But the vaunted six-win threshold isn't the finish line for the Buffaloes — it's just a checkpoint.
Colorado sits atop the Pac-12 South standings at 6-2 on the season, and they should be favorites in the remainder of their games.
The Buffs have proven they can score, and they've proven they can play high-level defense, and while Colorado isn't going to be a playoff team — their loss at Michigan proved that — the Buffs could well be looking down the pipe at a 10-win season and a berth in the Pac-12 title game.
That kind of season might result in roses.
The Buffs have never played in the Rose Bowl Game, but if they remain on course, they should be playing in Pasadena on New Year's Day, especially if they play an undefeated Washington in the Pac-12 title game.
Win the conference, and Colorado is automatically in the Rose Bowl — lose to an undefeated Washington and they should still get in (as the Huskies would go to the College Football Playoff.)
Heading into the season, MacIntyre was on the hot seat, and it was fair. The Buffs were 4-8, 2-10 and 4-9 in his first three years in Boulder, having won only two Pac-12 games. But MacIntyre made some changes to the coaching staff — most notably bringing in former USF coach Jim Leavitt as defensive coordinator — and trusted his recruits would make a big leap in year four of the program.
The patience paid off, just as it did for MacIntyre in his previous job, at San Jose State, where he took over a 2-10 program and turned it into a 10-2, Top-25 team in three years.

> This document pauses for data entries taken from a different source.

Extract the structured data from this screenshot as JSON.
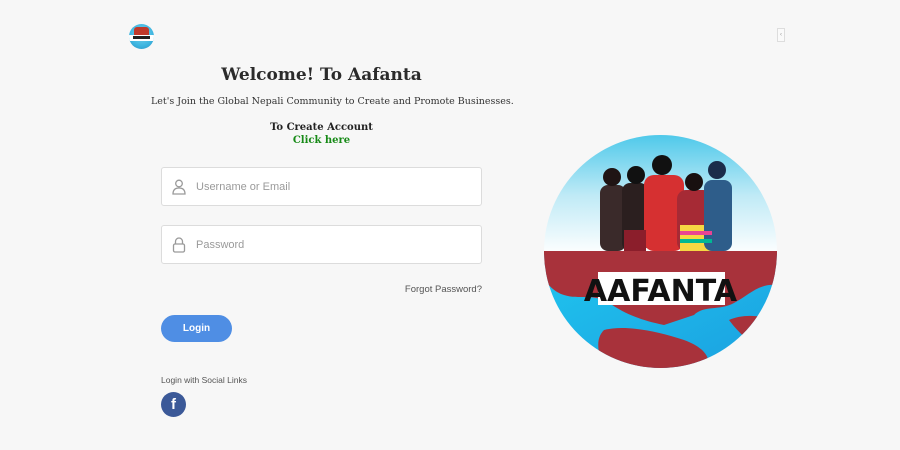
{
  "header": {
    "logo_icon": "aafanta-logo-icon",
    "corner_glyph": "‹"
  },
  "main": {
    "title": "Welcome! To Aafanta",
    "subtitle": "Let's Join the Global Nepali Community to Create and Promote Businesses.",
    "create_account_label": "To Create Account",
    "create_account_link": "Click here"
  },
  "form": {
    "username": {
      "placeholder": "Username or Email",
      "value": "",
      "icon": "user-icon"
    },
    "password": {
      "placeholder": "Password",
      "value": "",
      "icon": "lock-icon"
    },
    "forgot_password": "Forgot Password?",
    "login_label": "Login"
  },
  "social": {
    "label": "Login with Social Links",
    "facebook_glyph": "f",
    "facebook_icon": "facebook-icon"
  },
  "hero": {
    "brand_text": "AAFANTA"
  },
  "colors": {
    "accent": "#4f8ee4",
    "link_green": "#178a17",
    "facebook": "#3b5998",
    "background": "#f7f7f7"
  }
}
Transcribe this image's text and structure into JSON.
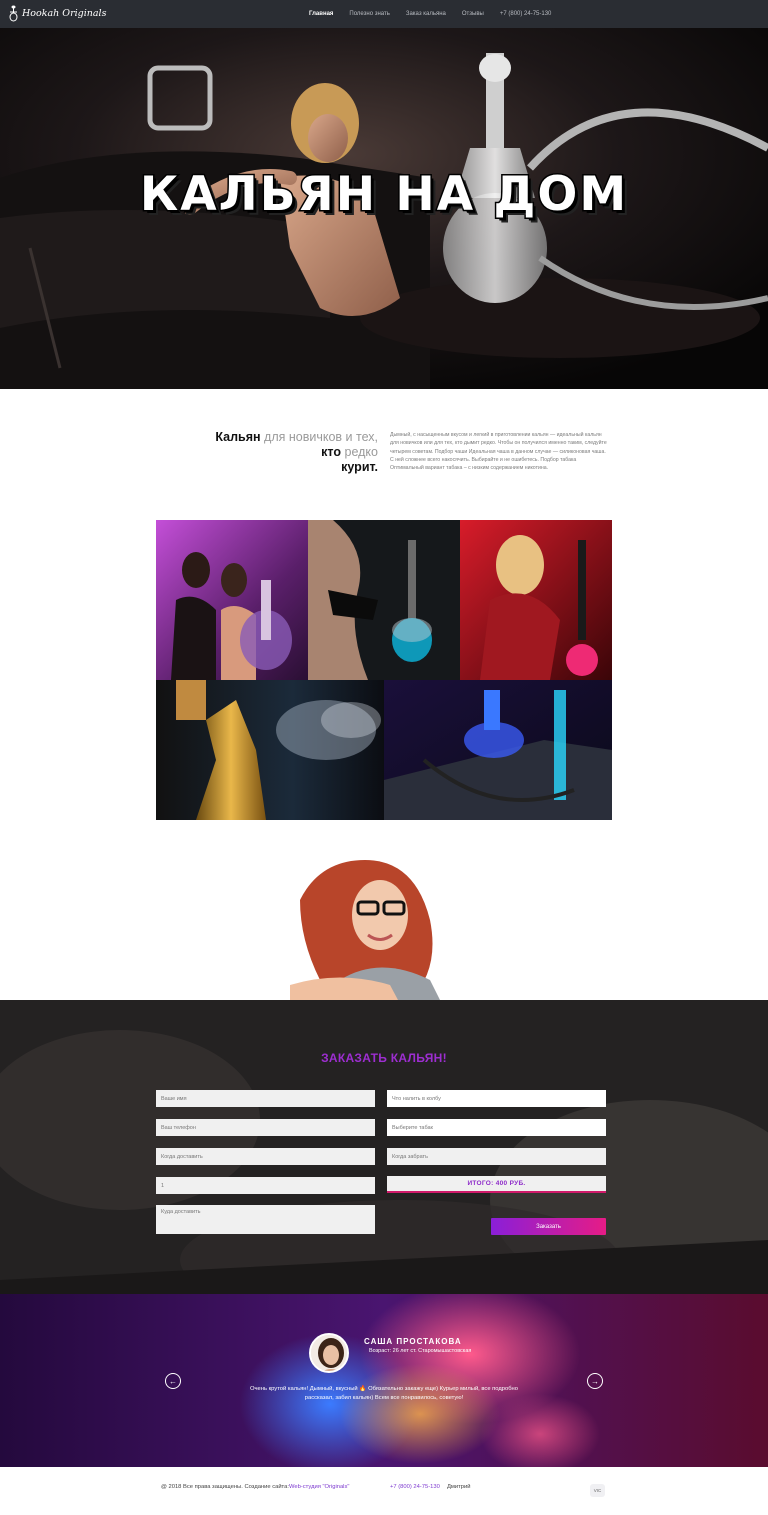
{
  "nav": {
    "logo": "Hookah Originals",
    "links": [
      "Главная",
      "Полезно знать",
      "Заказ кальяна",
      "Отзывы",
      "+7 (800) 24-75-130"
    ]
  },
  "hero": {
    "title": "КАЛЬЯН НА ДОМ"
  },
  "intro": {
    "heading_b1": "Кальян",
    "heading_l1": " для новичков и тех,",
    "heading_b2": " кто",
    "heading_l2": " редко",
    "heading_b3": "курит.",
    "text": "Дымный, с насыщенным вкусом и легкий в приготовлении кальян — идеальный кальян для новичков или для тех, кто дымит редко. Чтобы он получился именно таким, следуйте четырем советам. Подбор чаши Идеальная чаша в данном случае — силиконовая чаша. С ней сложнее всего накосячить. Выбирайте и не ошибетесь. Подбор табака Оптимальный вариант табака – с низким содержанием никотина."
  },
  "order": {
    "title": "ЗАКАЗАТЬ КАЛЬЯН!",
    "left_fields": [
      "Ваше имя",
      "Ваш телефон",
      "Когда доставить",
      "1"
    ],
    "address_placeholder": "Куда доставить",
    "right_fields": [
      "Что налить в колбу",
      "Выберите табак",
      "Когда забрать"
    ],
    "total": "ИТОГО: 400 РУБ.",
    "submit": "Заказать"
  },
  "testimonial": {
    "name": "САША ПРОСТАКОВА",
    "age": "Возраст: 26 лет ст. Старомышастовская",
    "text": "Очень крутой кальян! Дымный, вкусный 🔥 Обязательно закажу еще) Курьер милый, все подробно рассказал, забил кальян) Всем все понравилось, советую!",
    "prev": "←",
    "next": "→"
  },
  "footer": {
    "copy": "@ 2018 Все права защищены. Создание сайта:",
    "studio": "Web-студия \"Originals\"",
    "phone": "+7 (800) 24-75-130",
    "author": "Дмитрий",
    "badge": "VIC"
  },
  "colors": {
    "accent_purple": "#9d2ed0",
    "accent_pink": "#e61c86",
    "nav_bg": "#2a2d33"
  }
}
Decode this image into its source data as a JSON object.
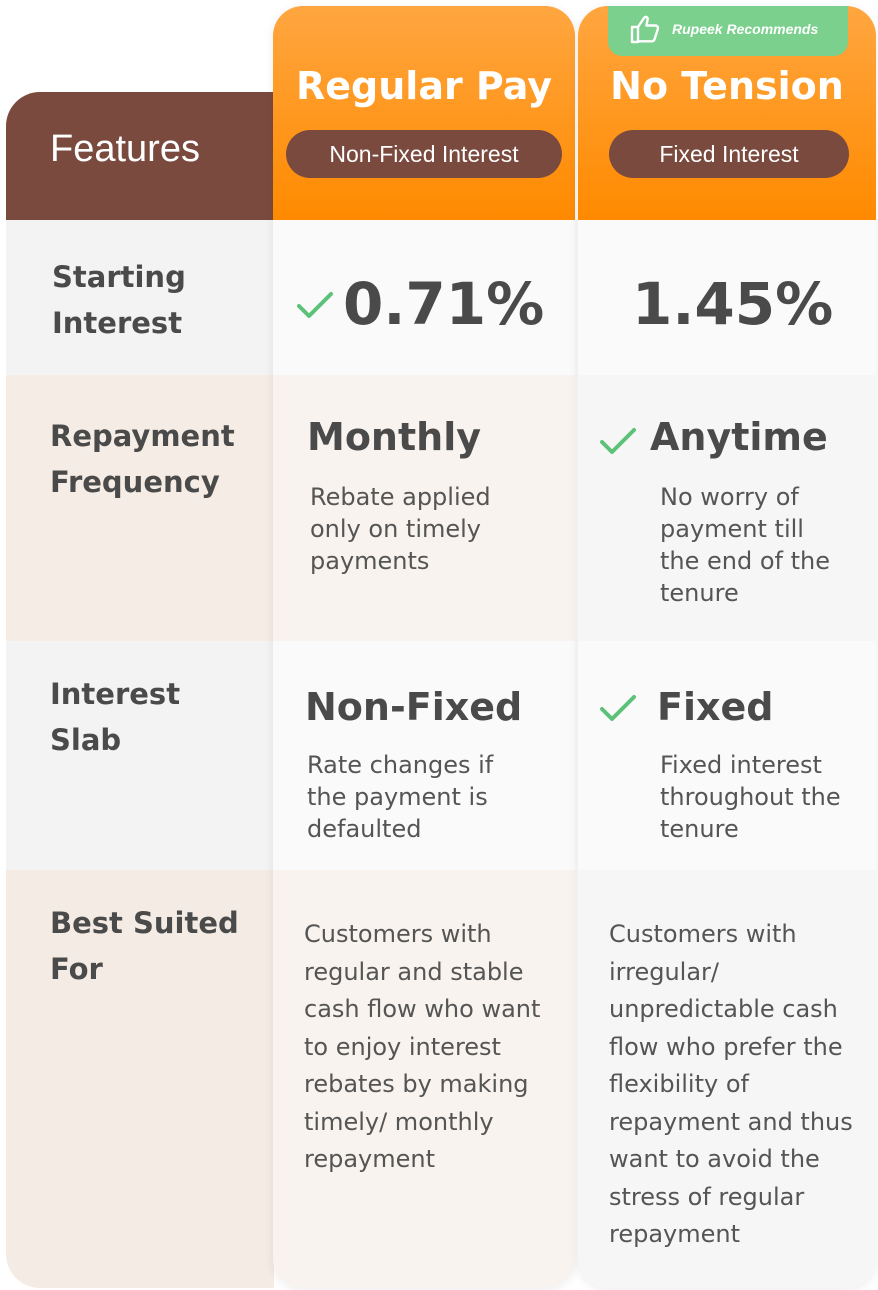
{
  "features": {
    "header": "Features",
    "rows": [
      "Starting Interest",
      "Repayment Frequency",
      "Interest Slab",
      "Best Suited For"
    ]
  },
  "plans": [
    {
      "title": "Regular Pay",
      "pill": "Non-Fixed Interest",
      "starting_interest": "0.71%",
      "repayment_title": "Monthly",
      "repayment_desc": "Rebate applied only on timely payments",
      "slab_title": "Non-Fixed",
      "slab_desc": "Rate changes if the payment is defaulted",
      "best_suited": "Customers with regular and stable cash flow who want to enjoy interest rebates by making timely/ monthly repayment"
    },
    {
      "title": "No Tension",
      "pill": "Fixed Interest",
      "badge": "Rupeek Recommends",
      "starting_interest": "1.45%",
      "repayment_title": "Anytime",
      "repayment_desc": "No worry of payment till the end of the tenure",
      "slab_title": "Fixed",
      "slab_desc": "Fixed interest throughout the tenure",
      "best_suited": "Customers with irregular/ unpredictable cash flow who prefer the flexibility of repayment and thus want to avoid the stress of regular repayment"
    }
  ],
  "colors": {
    "brown": "#7a4a3e",
    "orange": "#ff8a00",
    "green_check": "#5cc27a",
    "badge_green": "#7ad08c"
  },
  "icons": [
    "check-icon",
    "thumbs-up-icon"
  ]
}
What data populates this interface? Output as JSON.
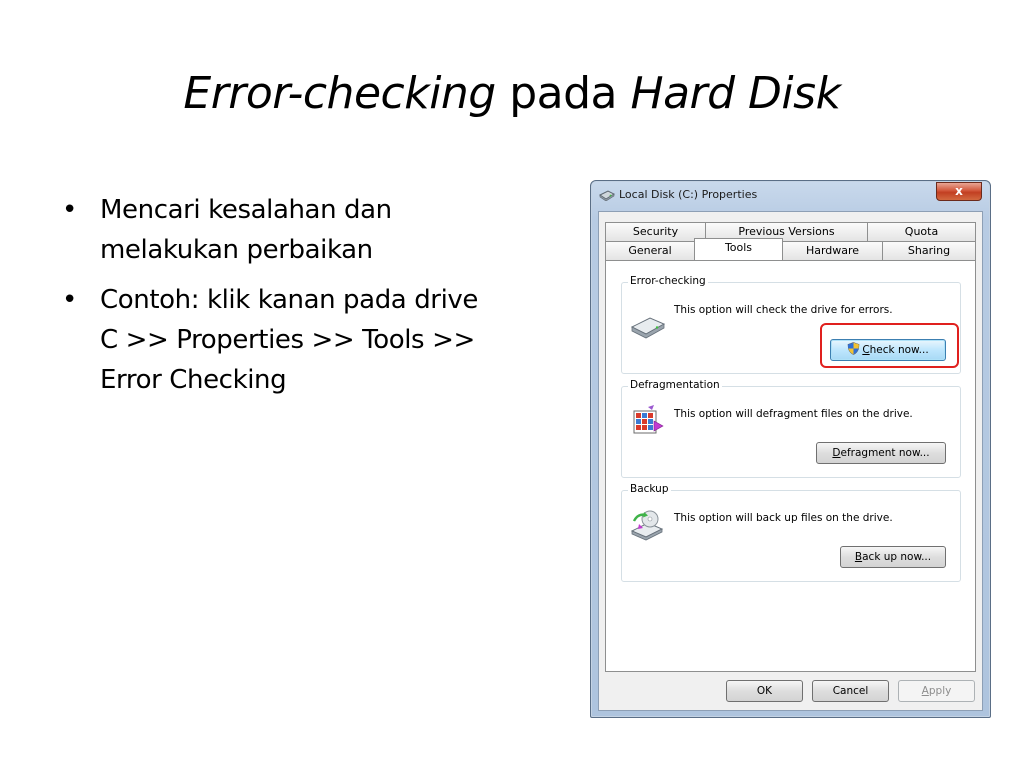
{
  "slide": {
    "title_part1": "Error-checking",
    "title_part2": " pada ",
    "title_part3": "Hard Disk",
    "bullets": [
      "Mencari kesalahan dan melakukan perbaikan",
      "Contoh: klik kanan pada drive C >> Properties >> Tools >> Error Checking"
    ]
  },
  "dialog": {
    "title": "Local Disk (C:) Properties",
    "close_label": "x",
    "tabs_row1": [
      "Security",
      "Previous Versions",
      "Quota"
    ],
    "tabs_row2": [
      "General",
      "Tools",
      "Hardware",
      "Sharing"
    ],
    "active_tab": "Tools",
    "groups": {
      "error_checking": {
        "label": "Error-checking",
        "text": "This option will check the drive for errors.",
        "button_hotkey": "C",
        "button_rest": "heck now..."
      },
      "defragmentation": {
        "label": "Defragmentation",
        "text": "This option will defragment files on the drive.",
        "button_hotkey": "D",
        "button_rest": "efragment now..."
      },
      "backup": {
        "label": "Backup",
        "text": "This option will back up files on the drive.",
        "button_hotkey": "B",
        "button_rest": "ack up now..."
      }
    },
    "footer": {
      "ok": "OK",
      "cancel": "Cancel",
      "apply_hotkey": "A",
      "apply_rest": "pply"
    }
  },
  "colors": {
    "highlight": "#e0201e",
    "window_frame": "#b7cbe3",
    "close_button": "#c23f22"
  }
}
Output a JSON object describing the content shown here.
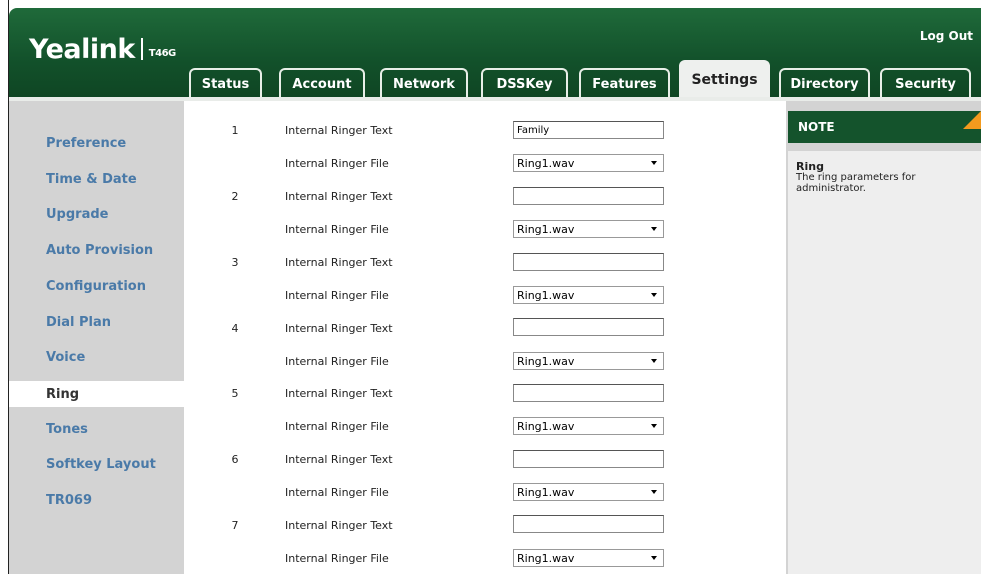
{
  "header": {
    "brand": "Yealink",
    "model": "T46G",
    "logout_label": "Log Out"
  },
  "tabs": [
    {
      "label": "Status"
    },
    {
      "label": "Account"
    },
    {
      "label": "Network"
    },
    {
      "label": "DSSKey"
    },
    {
      "label": "Features"
    },
    {
      "label": "Settings",
      "active": true
    },
    {
      "label": "Directory"
    },
    {
      "label": "Security"
    }
  ],
  "sidebar": {
    "items": [
      {
        "label": "Preference"
      },
      {
        "label": "Time & Date"
      },
      {
        "label": "Upgrade"
      },
      {
        "label": "Auto Provision"
      },
      {
        "label": "Configuration"
      },
      {
        "label": "Dial Plan"
      },
      {
        "label": "Voice"
      },
      {
        "label": "Ring",
        "active": true
      },
      {
        "label": "Tones"
      },
      {
        "label": "Softkey Layout"
      },
      {
        "label": "TR069"
      }
    ]
  },
  "ringers": [
    {
      "num": "1",
      "text_label": "Internal Ringer Text",
      "text_value": "Family",
      "file_label": "Internal Ringer File",
      "file_value": "Ring1.wav"
    },
    {
      "num": "2",
      "text_label": "Internal Ringer Text",
      "text_value": "",
      "file_label": "Internal Ringer File",
      "file_value": "Ring1.wav"
    },
    {
      "num": "3",
      "text_label": "Internal Ringer Text",
      "text_value": "",
      "file_label": "Internal Ringer File",
      "file_value": "Ring1.wav"
    },
    {
      "num": "4",
      "text_label": "Internal Ringer Text",
      "text_value": "",
      "file_label": "Internal Ringer File",
      "file_value": "Ring1.wav"
    },
    {
      "num": "5",
      "text_label": "Internal Ringer Text",
      "text_value": "",
      "file_label": "Internal Ringer File",
      "file_value": "Ring1.wav"
    },
    {
      "num": "6",
      "text_label": "Internal Ringer Text",
      "text_value": "",
      "file_label": "Internal Ringer File",
      "file_value": "Ring1.wav"
    },
    {
      "num": "7",
      "text_label": "Internal Ringer Text",
      "text_value": "",
      "file_label": "Internal Ringer File",
      "file_value": "Ring1.wav"
    }
  ],
  "note": {
    "heading": "NOTE",
    "title": "Ring",
    "body": "The ring parameters for administrator."
  },
  "colors": {
    "header_green": "#14532c",
    "sidebar_link": "#4a7aa8",
    "note_corner": "#f39a1e"
  }
}
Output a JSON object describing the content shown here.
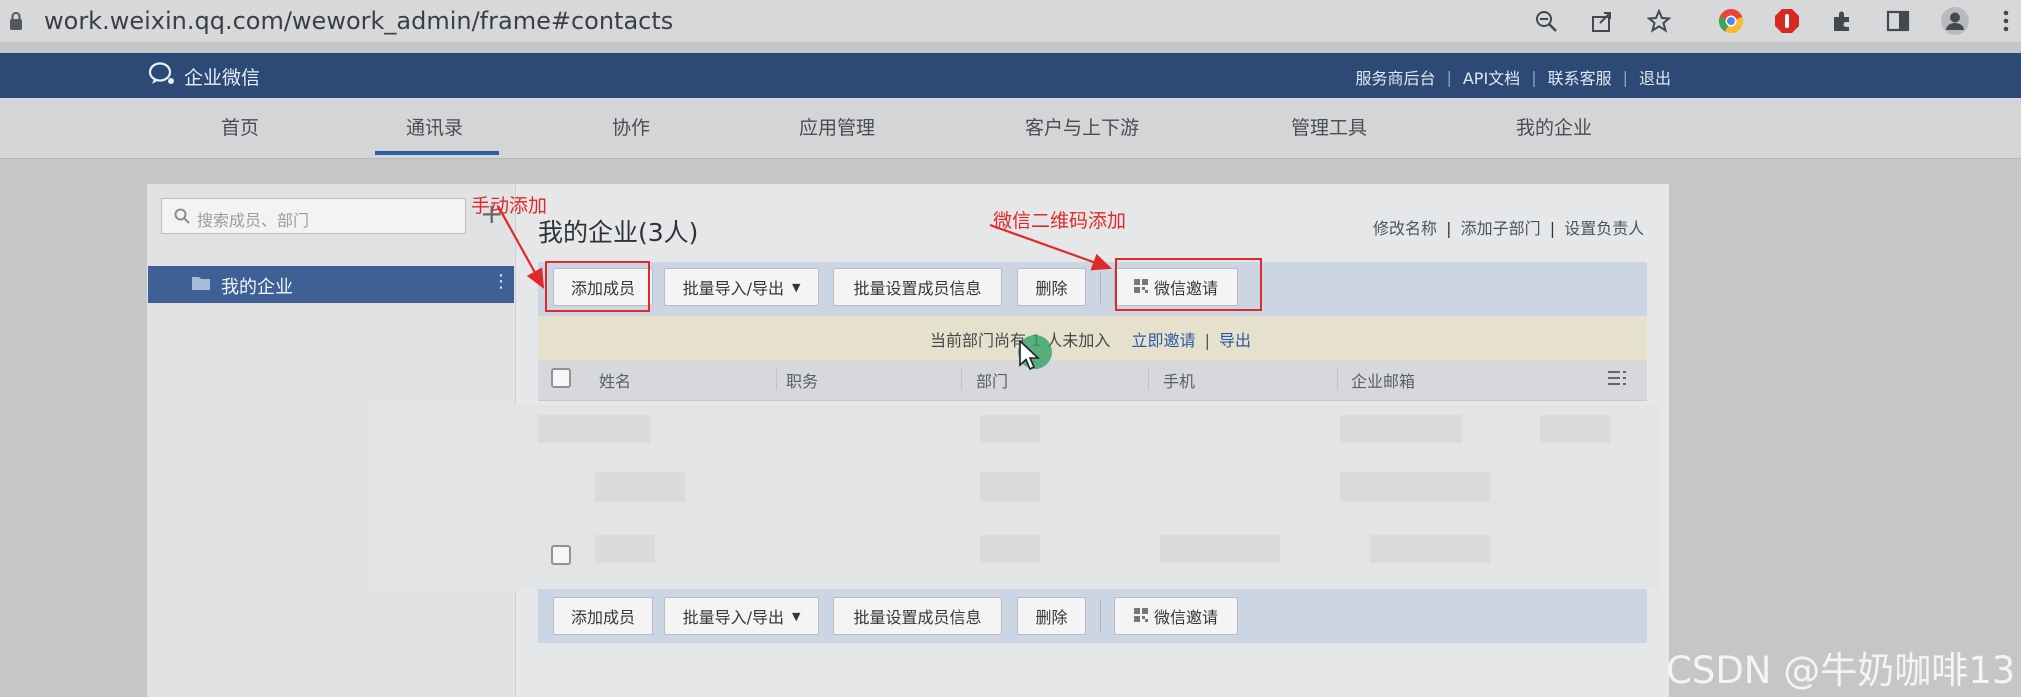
{
  "browser": {
    "url": "work.weixin.qq.com/wework_admin/frame#contacts",
    "icons": [
      "zoom-icon",
      "share-icon",
      "star-icon",
      "chrome-icon",
      "adblock-icon",
      "extensions-icon",
      "sidepanel-icon",
      "profile-icon",
      "menu-icon"
    ]
  },
  "app": {
    "logo_text": "企业微信",
    "top_links": [
      "服务商后台",
      "API文档",
      "联系客服",
      "退出"
    ]
  },
  "nav": {
    "items": [
      "首页",
      "通讯录",
      "协作",
      "应用管理",
      "客户与上下游",
      "管理工具",
      "我的企业"
    ],
    "active": "通讯录"
  },
  "sidebar": {
    "search_placeholder": "搜索成员、部门",
    "plus": "+",
    "tree_item": "我的企业",
    "kebab": "⋮"
  },
  "main": {
    "title": "我的企业(3人)",
    "header_links": [
      "修改名称",
      "添加子部门",
      "设置负责人"
    ],
    "toolbar": {
      "add_member": "添加成员",
      "import_export": "批量导入/导出",
      "batch_set": "批量设置成员信息",
      "delete": "删除",
      "wechat_invite": "微信邀请"
    },
    "notice": {
      "prefix": "当前部门尚有 1 人未加入",
      "invite_link": "立即邀请",
      "export_link": "导出"
    },
    "columns": [
      "姓名",
      "职务",
      "部门",
      "手机",
      "企业邮箱"
    ]
  },
  "annotations": {
    "manual_add": "手动添加",
    "qr_add": "微信二维码添加"
  },
  "watermark": "CSDN @牛奶咖啡13",
  "colors": {
    "topbar": "#2c4a75",
    "accent": "#2c5fa3",
    "annotation": "#e02a2a"
  }
}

In college football, patience is a rare commodity, but it's already paid off in Boulder.